SOURCE DATA START

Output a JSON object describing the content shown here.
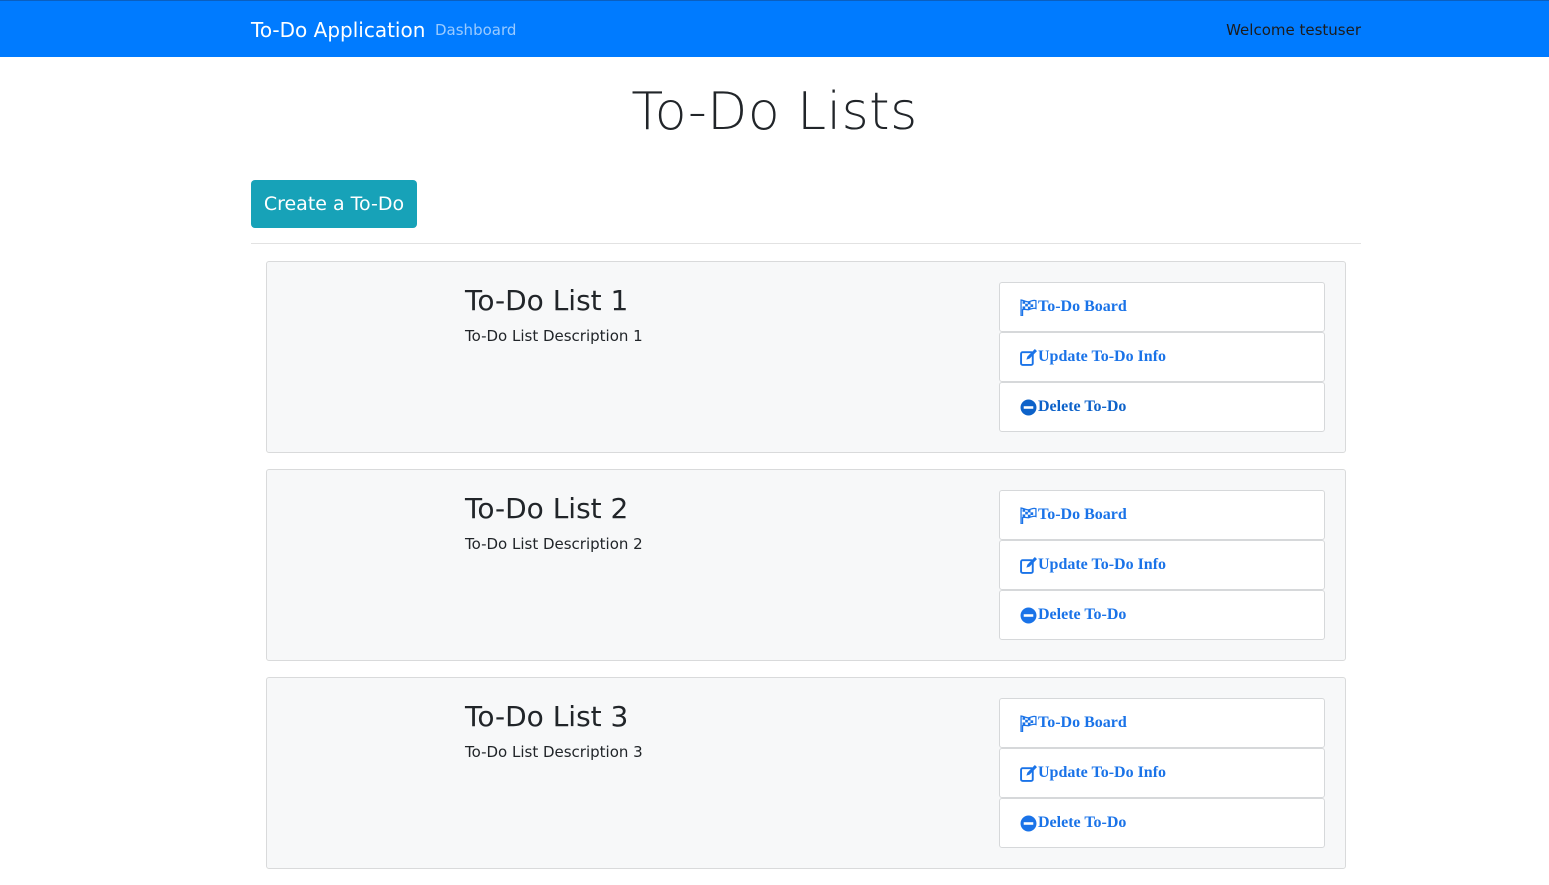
{
  "navbar": {
    "brand": "To-Do Application",
    "link": "Dashboard",
    "welcome": "Welcome testuser"
  },
  "page": {
    "title": "To-Do Lists",
    "create_button": "Create a To-Do"
  },
  "lists": [
    {
      "title": "To-Do List 1",
      "description": "To-Do List Description 1",
      "actions": {
        "board": "To-Do Board",
        "update": "Update To-Do Info",
        "delete": "Delete To-Do"
      }
    },
    {
      "title": "To-Do List 2",
      "description": "To-Do List Description 2",
      "actions": {
        "board": "To-Do Board",
        "update": "Update To-Do Info",
        "delete": "Delete To-Do"
      }
    },
    {
      "title": "To-Do List 3",
      "description": "To-Do List Description 3",
      "actions": {
        "board": "To-Do Board",
        "update": "Update To-Do Info",
        "delete": "Delete To-Do"
      }
    }
  ],
  "icons": {
    "board": "checkered-flag-icon",
    "update": "edit-icon",
    "delete": "minus-circle-icon"
  },
  "colors": {
    "navbar": "#007bff",
    "create_button": "#17a2b8",
    "action_text": "#1a73e8"
  }
}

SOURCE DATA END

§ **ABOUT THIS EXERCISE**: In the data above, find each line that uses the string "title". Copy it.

§ **TASK RESULT**:
    "title": "To-Do Lists",
      "title": "To-Do List 1",
      "title": "To-Do List 2",
      "title": "To-Do List 3",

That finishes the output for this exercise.